## Task directions
Copy out every line of the records where the string "Giper" occurs.

## The data
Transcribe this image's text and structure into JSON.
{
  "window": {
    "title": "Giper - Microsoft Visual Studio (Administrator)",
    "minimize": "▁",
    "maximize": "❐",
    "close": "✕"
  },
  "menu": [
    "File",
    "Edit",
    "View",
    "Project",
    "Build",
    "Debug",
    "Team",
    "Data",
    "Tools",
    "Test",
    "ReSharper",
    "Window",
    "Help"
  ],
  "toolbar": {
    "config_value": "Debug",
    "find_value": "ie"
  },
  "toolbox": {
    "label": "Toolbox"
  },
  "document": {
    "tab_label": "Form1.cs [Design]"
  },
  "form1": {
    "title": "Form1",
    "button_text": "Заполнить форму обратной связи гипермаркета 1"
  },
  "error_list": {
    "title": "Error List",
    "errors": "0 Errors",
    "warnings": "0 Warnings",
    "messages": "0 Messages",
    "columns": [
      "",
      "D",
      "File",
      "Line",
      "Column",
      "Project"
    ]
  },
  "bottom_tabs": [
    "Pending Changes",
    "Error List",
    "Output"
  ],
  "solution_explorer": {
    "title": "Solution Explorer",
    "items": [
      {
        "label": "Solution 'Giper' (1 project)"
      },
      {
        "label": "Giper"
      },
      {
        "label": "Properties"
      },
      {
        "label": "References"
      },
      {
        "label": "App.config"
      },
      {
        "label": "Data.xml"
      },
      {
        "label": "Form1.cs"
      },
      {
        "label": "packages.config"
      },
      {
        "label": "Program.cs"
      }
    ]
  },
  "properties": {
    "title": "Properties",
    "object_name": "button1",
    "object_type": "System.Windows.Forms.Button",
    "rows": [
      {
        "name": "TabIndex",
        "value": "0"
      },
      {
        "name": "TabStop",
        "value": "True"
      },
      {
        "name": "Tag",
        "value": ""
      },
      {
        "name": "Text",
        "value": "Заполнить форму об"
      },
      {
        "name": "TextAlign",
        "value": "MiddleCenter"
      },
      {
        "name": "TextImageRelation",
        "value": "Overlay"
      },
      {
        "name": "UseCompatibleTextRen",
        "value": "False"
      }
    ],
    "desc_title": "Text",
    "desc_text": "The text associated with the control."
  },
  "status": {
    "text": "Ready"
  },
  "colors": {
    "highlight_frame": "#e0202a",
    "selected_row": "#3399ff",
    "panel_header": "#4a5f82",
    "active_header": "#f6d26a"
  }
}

## Answer section
    "title": "Giper - Microsoft Visual Studio (Administrator)",
        "label": "Solution 'Giper' (1 project)"
        "label": "Giper"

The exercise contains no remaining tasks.